Task to complete
Ignoring the pictures, copy the data exactly.

Extracted records
-*-

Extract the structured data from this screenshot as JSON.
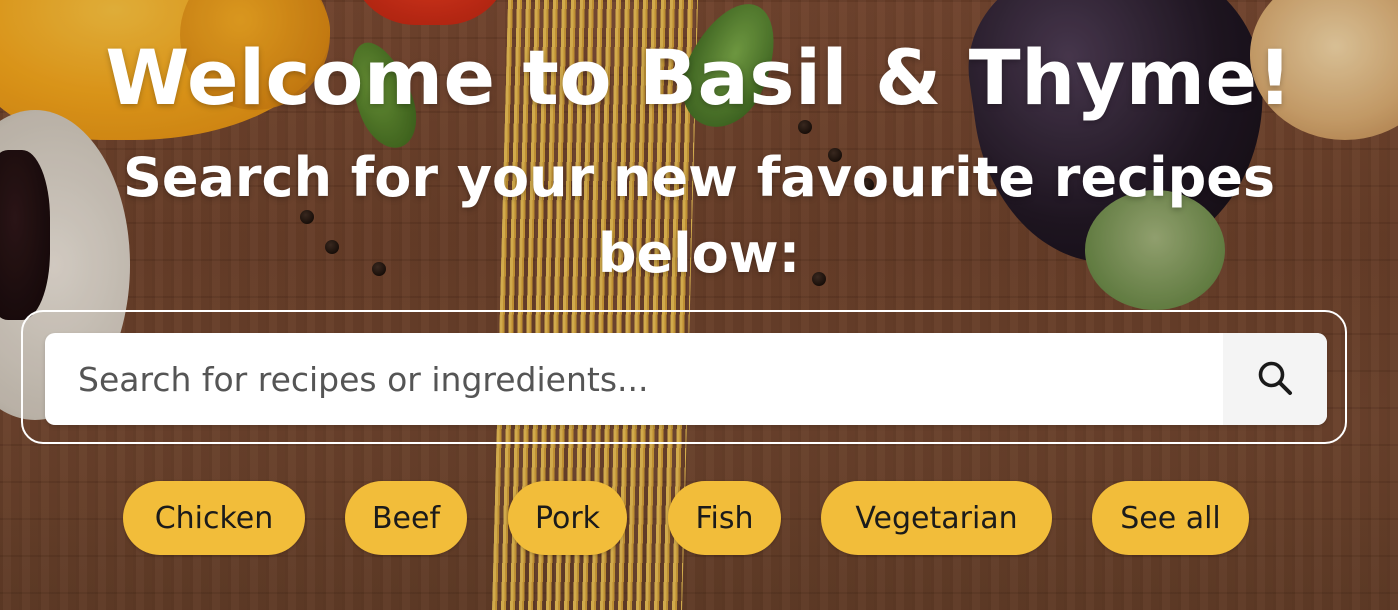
{
  "hero": {
    "title": "Welcome to Basil & Thyme!",
    "subtitle": "Search for your new favourite recipes below:"
  },
  "search": {
    "placeholder": "Search for recipes or ingredients...",
    "button_icon": "search-icon"
  },
  "categories": [
    {
      "label": "Chicken"
    },
    {
      "label": "Beef"
    },
    {
      "label": "Pork"
    },
    {
      "label": "Fish"
    },
    {
      "label": "Vegetarian"
    },
    {
      "label": "See all"
    }
  ],
  "colors": {
    "chip_background": "#f2bd3a",
    "heading_text": "#ffffff",
    "search_background": "#ffffff"
  }
}
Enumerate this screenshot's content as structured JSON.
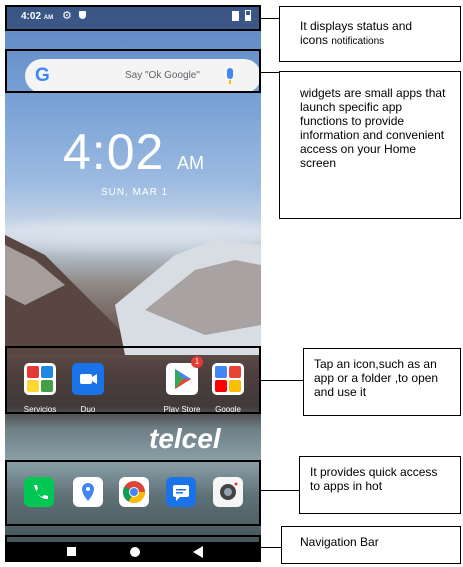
{
  "status_bar": {
    "time": "4:02",
    "ampm": "AM"
  },
  "search": {
    "hint": "Say \"Ok Google\"",
    "logo": "G"
  },
  "clock_widget": {
    "time": "4:02",
    "ampm": "AM",
    "date": "SUN, MAR 1"
  },
  "apps": [
    {
      "label": "Servicios"
    },
    {
      "label": "Duo"
    },
    {
      "label": "Play Store",
      "badge": "1"
    },
    {
      "label": "Google"
    }
  ],
  "carrier": "telcel",
  "dock": [
    {
      "icon": "phone-icon"
    },
    {
      "icon": "maps-icon"
    },
    {
      "icon": "chrome-icon"
    },
    {
      "icon": "messages-icon"
    },
    {
      "icon": "camera-icon"
    }
  ],
  "callouts": {
    "status": {
      "line1": "It displays status and",
      "line2": "icons",
      "line2_small": "notifications"
    },
    "widgets": "widgets are small apps that launch specific app functions to provide information and convenient access on your Home screen",
    "apps": "Tap an icon,such as an app or a folder ,to open and use it",
    "dock": "It provides quick access to apps in hot",
    "nav": "Navigation Bar"
  },
  "colors": {
    "accent_blue": "#4285f4",
    "highlight_border": "#000000"
  }
}
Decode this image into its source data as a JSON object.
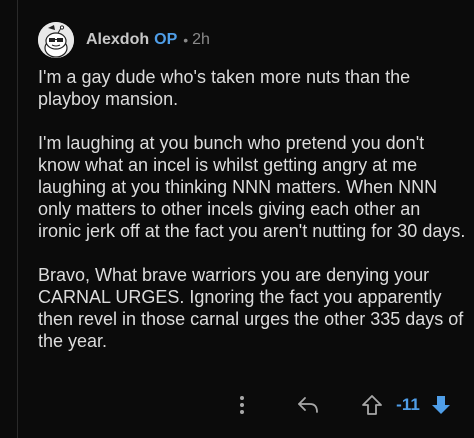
{
  "comment": {
    "username": "Alexdoh",
    "op_badge": "OP",
    "separator": "•",
    "age": "2h",
    "avatar_icon": "snoo-avatar-icon",
    "paragraphs": [
      "I'm a gay dude who's taken more nuts than the playboy mansion.",
      "I'm laughing at you bunch who pretend you don't know what an incel is whilst getting angry at me laughing at you thinking NNN matters. When NNN only matters to other incels giving each other an ironic jerk off at the fact you aren't nutting for 30 days.",
      "Bravo, What brave warriors you are denying your CARNAL URGES. Ignoring the fact you apparently then revel in those carnal urges the other 335 days of the year."
    ]
  },
  "actions": {
    "more_icon": "more-vertical-icon",
    "reply_icon": "reply-arrow-icon",
    "upvote_icon": "upvote-arrow-icon",
    "score": "-11",
    "downvote_icon": "downvote-arrow-icon",
    "accent_color": "#4f9ee8"
  }
}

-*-

Answer box
Extract the structured data from this screenshot as JSON.
{
  "hero": {
    "title": "Welcome to Basil & Thyme!",
    "subtitle": "Search for your new favourite recipes below:"
  },
  "search": {
    "placeholder": "Search for recipes or ingredients...",
    "button_icon": "search-icon"
  },
  "categories": [
    {
      "label": "Chicken"
    },
    {
      "label": "Beef"
    },
    {
      "label": "Pork"
    },
    {
      "label": "Fish"
    },
    {
      "label": "Vegetarian"
    },
    {
      "label": "See all"
    }
  ],
  "colors": {
    "chip_background": "#f2bd3a",
    "heading_text": "#ffffff",
    "search_background": "#ffffff"
  }
}
Enumerate this screenshot's content as structured JSON.
{
  "status_bar": {
    "time": "4:02",
    "ampm": "AM"
  },
  "search": {
    "hint": "Say \"Ok Google\"",
    "logo": "G"
  },
  "clock_widget": {
    "time": "4:02",
    "ampm": "AM",
    "date": "SUN, MAR 1"
  },
  "apps": [
    {
      "label": "Servicios"
    },
    {
      "label": "Duo"
    },
    {
      "label": "Play Store",
      "badge": "1"
    },
    {
      "label": "Google"
    }
  ],
  "carrier": "telcel",
  "dock": [
    {
      "icon": "phone-icon"
    },
    {
      "icon": "maps-icon"
    },
    {
      "icon": "chrome-icon"
    },
    {
      "icon": "messages-icon"
    },
    {
      "icon": "camera-icon"
    }
  ],
  "callouts": {
    "status": {
      "line1": "It displays status and",
      "line2": "icons",
      "line2_small": "notifications"
    },
    "widgets": "widgets are small apps that launch specific app functions to provide information and convenient access on your Home screen",
    "apps": "Tap an icon,such as an app or a folder ,to open and use it",
    "dock": "It provides quick access to apps in hot",
    "nav": "Navigation Bar"
  },
  "colors": {
    "accent_blue": "#4285f4",
    "highlight_border": "#000000"
  }
}
Decode this image into its source data as a JSON object.
{
  "comment": {
    "username": "Alexdoh",
    "op_badge": "OP",
    "separator": "•",
    "age": "2h",
    "avatar_icon": "snoo-avatar-icon",
    "paragraphs": [
      "I'm a gay dude who's taken more nuts than the playboy mansion.",
      "I'm laughing at you bunch who pretend you don't know what an incel is whilst getting angry at me laughing at you thinking NNN matters. When NNN only matters to other incels giving each other an ironic jerk off at the fact you aren't nutting for 30 days.",
      "Bravo, What brave warriors you are denying your CARNAL URGES. Ignoring the fact you apparently then revel in those carnal urges the other 335 days of the year."
    ]
  },
  "actions": {
    "more_icon": "more-vertical-icon",
    "reply_icon": "reply-arrow-icon",
    "upvote_icon": "upvote-arrow-icon",
    "score": "-11",
    "downvote_icon": "downvote-arrow-icon",
    "accent_color": "#4f9ee8"
  }
}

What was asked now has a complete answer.